Macau Casinos to Reopen After $186 Million Loss From Storm Halt
(Bloomberg) -- Macau, the world’s largest gambling hub, will resume gaming Monday at all its casinos after Typhoon Mangkhut forced a 33-hour stoppage affecting major operators including Sands China Ltd. and Wynn Macau Ltd.
Casinos will reopen at 8 a.m. Monday, the government said in a statement, after being closed at 11 p.m. Saturday with the storm approaching. Industry employees said it was the first time Macau shut down gambling since licenses for casinos were given out in 2002.
It will take a day or so for traffic to return to normal given how many flights and ferries were canceled, said Grant Govertsen, analyst at Union Gaming Securities Asia Ltd., in a note.
“This robs the month of one important weekend day,” which typically generate significantly higher gaming revenue than midweek days, he said.

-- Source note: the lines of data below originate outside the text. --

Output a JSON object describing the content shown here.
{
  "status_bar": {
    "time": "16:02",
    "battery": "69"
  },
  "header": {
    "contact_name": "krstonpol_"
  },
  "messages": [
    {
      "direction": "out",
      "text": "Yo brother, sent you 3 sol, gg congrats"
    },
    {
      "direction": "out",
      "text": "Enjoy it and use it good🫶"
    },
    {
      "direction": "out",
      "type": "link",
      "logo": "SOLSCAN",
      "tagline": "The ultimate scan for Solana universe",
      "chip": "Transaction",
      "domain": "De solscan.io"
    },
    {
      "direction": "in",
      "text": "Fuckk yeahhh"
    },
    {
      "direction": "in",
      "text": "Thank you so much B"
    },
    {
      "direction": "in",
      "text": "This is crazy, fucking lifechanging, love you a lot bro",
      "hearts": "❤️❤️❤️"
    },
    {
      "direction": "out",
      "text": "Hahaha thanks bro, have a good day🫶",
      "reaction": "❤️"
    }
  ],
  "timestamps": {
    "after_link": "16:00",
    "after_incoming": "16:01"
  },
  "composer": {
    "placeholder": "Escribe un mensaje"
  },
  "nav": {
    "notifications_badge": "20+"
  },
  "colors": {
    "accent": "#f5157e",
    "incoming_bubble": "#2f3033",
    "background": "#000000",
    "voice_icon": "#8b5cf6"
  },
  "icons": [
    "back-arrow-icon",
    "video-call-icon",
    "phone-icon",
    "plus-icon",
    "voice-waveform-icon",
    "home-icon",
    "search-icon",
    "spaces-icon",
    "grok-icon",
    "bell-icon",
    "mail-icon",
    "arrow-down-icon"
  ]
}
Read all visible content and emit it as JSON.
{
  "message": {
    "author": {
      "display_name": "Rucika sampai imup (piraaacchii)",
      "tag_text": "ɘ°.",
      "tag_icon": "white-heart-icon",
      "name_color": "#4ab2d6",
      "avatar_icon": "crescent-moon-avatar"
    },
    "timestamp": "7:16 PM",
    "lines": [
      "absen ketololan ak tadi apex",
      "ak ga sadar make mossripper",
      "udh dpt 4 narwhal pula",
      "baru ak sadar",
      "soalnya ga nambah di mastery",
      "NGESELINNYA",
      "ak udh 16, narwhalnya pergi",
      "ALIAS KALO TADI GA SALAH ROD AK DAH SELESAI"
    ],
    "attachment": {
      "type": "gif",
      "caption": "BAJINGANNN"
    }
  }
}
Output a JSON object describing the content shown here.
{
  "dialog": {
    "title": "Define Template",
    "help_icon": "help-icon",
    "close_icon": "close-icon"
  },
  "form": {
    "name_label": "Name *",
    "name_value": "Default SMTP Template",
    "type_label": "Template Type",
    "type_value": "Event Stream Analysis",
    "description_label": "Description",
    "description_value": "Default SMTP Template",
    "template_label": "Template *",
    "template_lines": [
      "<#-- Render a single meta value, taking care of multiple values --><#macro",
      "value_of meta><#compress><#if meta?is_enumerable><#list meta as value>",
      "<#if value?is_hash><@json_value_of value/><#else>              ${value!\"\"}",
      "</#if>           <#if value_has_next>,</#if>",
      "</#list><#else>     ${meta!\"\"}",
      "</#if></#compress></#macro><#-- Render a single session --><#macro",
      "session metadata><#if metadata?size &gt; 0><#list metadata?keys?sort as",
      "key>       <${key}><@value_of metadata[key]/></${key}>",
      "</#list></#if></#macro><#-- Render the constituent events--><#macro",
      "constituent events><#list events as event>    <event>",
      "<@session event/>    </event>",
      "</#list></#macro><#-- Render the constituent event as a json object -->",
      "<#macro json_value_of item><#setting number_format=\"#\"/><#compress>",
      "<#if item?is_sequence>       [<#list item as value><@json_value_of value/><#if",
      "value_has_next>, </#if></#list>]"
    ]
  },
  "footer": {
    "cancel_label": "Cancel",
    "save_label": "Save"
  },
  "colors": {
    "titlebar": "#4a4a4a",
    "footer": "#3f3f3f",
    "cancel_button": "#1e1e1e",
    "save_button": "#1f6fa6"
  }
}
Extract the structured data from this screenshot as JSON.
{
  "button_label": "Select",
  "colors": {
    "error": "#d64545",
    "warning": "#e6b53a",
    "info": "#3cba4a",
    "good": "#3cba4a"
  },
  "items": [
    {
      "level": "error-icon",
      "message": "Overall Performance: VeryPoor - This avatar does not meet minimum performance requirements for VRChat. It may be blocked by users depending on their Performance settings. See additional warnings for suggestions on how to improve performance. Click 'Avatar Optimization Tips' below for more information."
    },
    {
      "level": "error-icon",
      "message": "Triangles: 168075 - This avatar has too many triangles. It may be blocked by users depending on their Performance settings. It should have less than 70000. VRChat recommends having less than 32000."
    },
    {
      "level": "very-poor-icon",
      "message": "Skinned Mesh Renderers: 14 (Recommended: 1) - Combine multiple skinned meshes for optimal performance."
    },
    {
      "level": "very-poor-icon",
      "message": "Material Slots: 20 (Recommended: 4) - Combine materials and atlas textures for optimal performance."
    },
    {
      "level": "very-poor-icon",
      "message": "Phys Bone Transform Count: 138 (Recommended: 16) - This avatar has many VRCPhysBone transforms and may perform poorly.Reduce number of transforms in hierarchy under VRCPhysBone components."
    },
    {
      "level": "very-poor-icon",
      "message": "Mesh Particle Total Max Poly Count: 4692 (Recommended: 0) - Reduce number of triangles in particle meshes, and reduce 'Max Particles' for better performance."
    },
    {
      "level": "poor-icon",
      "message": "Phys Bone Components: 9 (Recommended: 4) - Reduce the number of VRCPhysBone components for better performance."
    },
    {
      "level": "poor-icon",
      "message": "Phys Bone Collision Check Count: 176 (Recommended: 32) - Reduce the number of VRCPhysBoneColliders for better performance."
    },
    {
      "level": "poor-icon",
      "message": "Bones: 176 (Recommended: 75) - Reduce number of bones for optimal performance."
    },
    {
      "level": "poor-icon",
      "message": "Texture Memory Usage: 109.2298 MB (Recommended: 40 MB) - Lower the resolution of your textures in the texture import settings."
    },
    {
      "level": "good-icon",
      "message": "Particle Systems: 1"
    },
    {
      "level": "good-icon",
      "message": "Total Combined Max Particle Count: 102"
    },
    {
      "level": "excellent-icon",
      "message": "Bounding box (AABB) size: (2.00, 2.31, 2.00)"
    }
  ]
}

The shutdown was the latest blow to Macau casino operators after a rebound for the industry that began more than two years ago. Investor worries are growing over a pullback in spending by big gamblers as China faces an economic slowdown and questions tied to the trade war with the U.S.
Govertsen said September’s revenue growth rate could be affected by as much as 7 percentage points, almost cutting in half the firm’s previous forecast of a 15 percent increase. It also may cut third-quarter revenue growth by 2 percentage points, to 12 percent, he said.
Ben Lee, a Macau-based managing partner at Asian gaming consultancy IGamiX, also expects to lower his outlook for the industry. He had previously projected year-over-year growth of about 10 percent for September. Lee said the decision to shut the casinos was the right choice to ensure employees’ safety and noted that the industry is “still in positive growth territory.”
Junket operators and other industry officials had expressed relief at the shutdown, praising the government’s decision.
“This is the first time in Macau history that all casinos halted operations, to ensure the safety of employees,” said Stephen Lau, president of Power Macao Gaming Association, an organization that represents casino workers. “We are seeing the government and casino operators no longer just put profit over the employees’ interest.”
The Bloomberg Intelligence index for Macau casinos is down 34 percent since the end of May, with MGM China Holdings Ltd. tumbling 45 percent while Wynn Macau and Melco Resorts & Entertainment Ltd. are both down 36 percent.
Casinos in Macau have had 25 straight months of growth, boosted by high rollers and the opening of flashy new resorts on the Cotai peninsula. Operations were disrupted last summer by Typhoon Hato, which caused 10 deaths, according to Xinhua. While casinos continued to operate during that storm, the government estimated the economic loss to Macau amounted to 12.6 billion patacas ($1.6 billion).
Casino stocks tumbled on Tuesday after Deutsche Bank lowered its forecast for revenue growth in Macau. It cut its 2019 outlook by more than half, to 4 percent growth from 11 percent previously, citing concerns about the VIP segment and saying Macau is at the start of a downward earnings revision cycle.
Morgan Stanley, however, wrote on Thursday that casino shares may be poised for a 50 percent rebound. Based on the last cycle that ended in July 2012, shares are set to recover on the back of improving earnings, it wrote in a note, helping a two-day rebound in the benchmark casino gauge.
©2018 Bloomberg L.P.